I was staying with Linda for the week so that we could take the tapes to The School of Scottish Studies, to sort out between us exactly what the tapes were and to begin the process of transferring them to a digital format.

However, my first port of call was The Scottish Storytelling Centre, www.scottishstorytellingcentre.com.  This is a marvellous building – right in the middle of Edinburgh on the Royal Mile, the first purpose built modern venue for live storytelling.  It has an exhibition/workshop space, gorgeous theatre, shop and café.  It is open all day, all week (except Sundays) and provides a physical heart for the storytelling scene in Scotland.  Donald Smith, the Director, was away and I’d meet him later in the week, but he connected me with Fiona MacDougall, who also works for the Centre.  I turned up expecting a half hour chat over a cuppa – a courtesy call to talk about my project; explain how I was digitising Duncan’s tapes and to talk about how and when a sharing performance at the Centre might work.  Three hours later we were still talking!

Fiona is relatively new to the Centre.  She moved from the School of Scottish Studies to the Scottish Storytelling Centre about three months ago, bringing with her a passionate love of Scottish Traveller culture and a vast knowledge of stories, songs, family connections and history. My notebook rapidly filled up with names, possible connections, similar projects, books, documentaries, websites and discussion groups to follow up.  Positivity, knowledge and enthusiasm radiated out from Fiona.  She was full of excitement on my behalf about my impending visit to the School of Scottish Studies, still missing her ex-colleagues and sure that I would have a great time the next day with Cathlin and Stuart, sorting out the tapes and exploring all the material available within the hallowed halls. Continue reading “Copyright and Collaboration”

 

At last!  My reel-to-reel recordings of Duncan are going to be digitised!

heritage tapes 1

With all the boxes of tapes safely loaded in the boot and heading north to Scotland, I could feel echoes of that day, over 20 years ago that I’d first loaded those tapes into the car.  I’d taken Simon Heywood up to visit Duncan.  The day we were due to leave, Duncan had dragged out a load of boxes and bin liners from a cupboard.

‘Will ye tak these with ye, Amy?  They’re nae use to me.  Ye can tak them, or I’ll chuck ‘em in the skip, wi the rest o’them’

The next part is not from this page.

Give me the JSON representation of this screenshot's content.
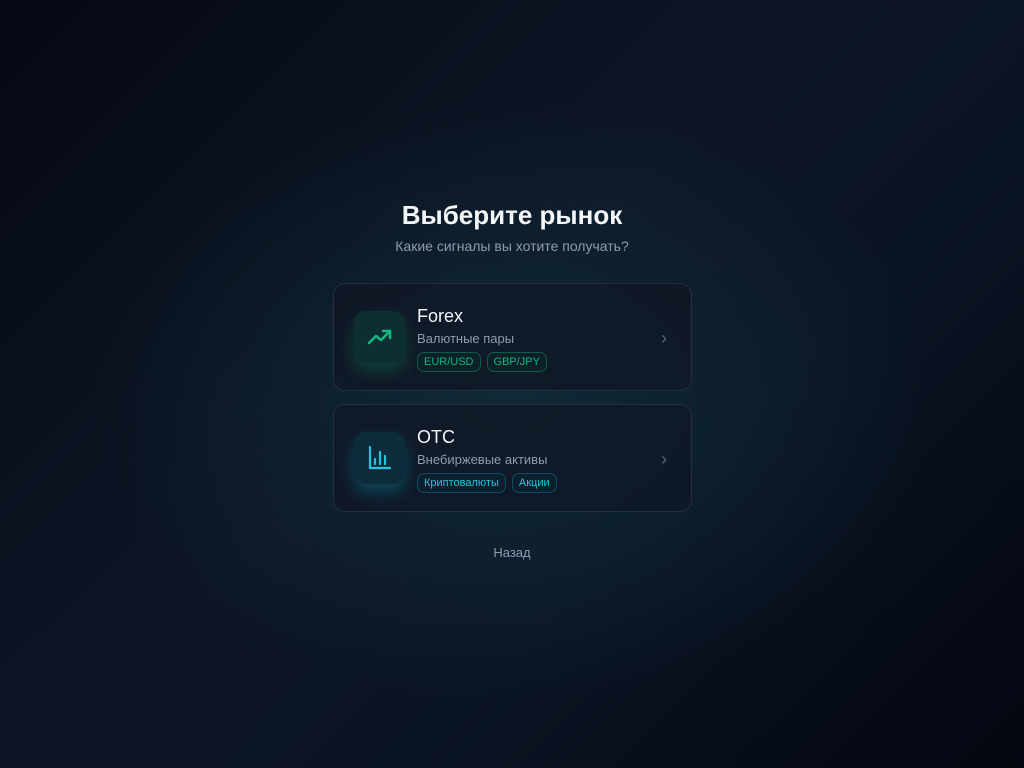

All the bin liners and saggy boxes were stuffed full of open reel tapes, years’ worth of recordings of Duncan’s stories, songs and thoughts.  We loaded then into the back of my car – and it probably did look like we were going to the skip, but we felt like we were in an Indiana Jones film, rescuing a lost treasure from oblivion.  Not that we’d had to face any great trials, traps or monsters – the worst we’d had to cope with was being woken up at 6 in the morning after a late night drinking session and smoking 5 times as many cigarettes as we normally would. And, of course, we’d left the real treasure, Duncan, behind, though he had promised to come and visit. Continue reading “Travelling with the Tapes”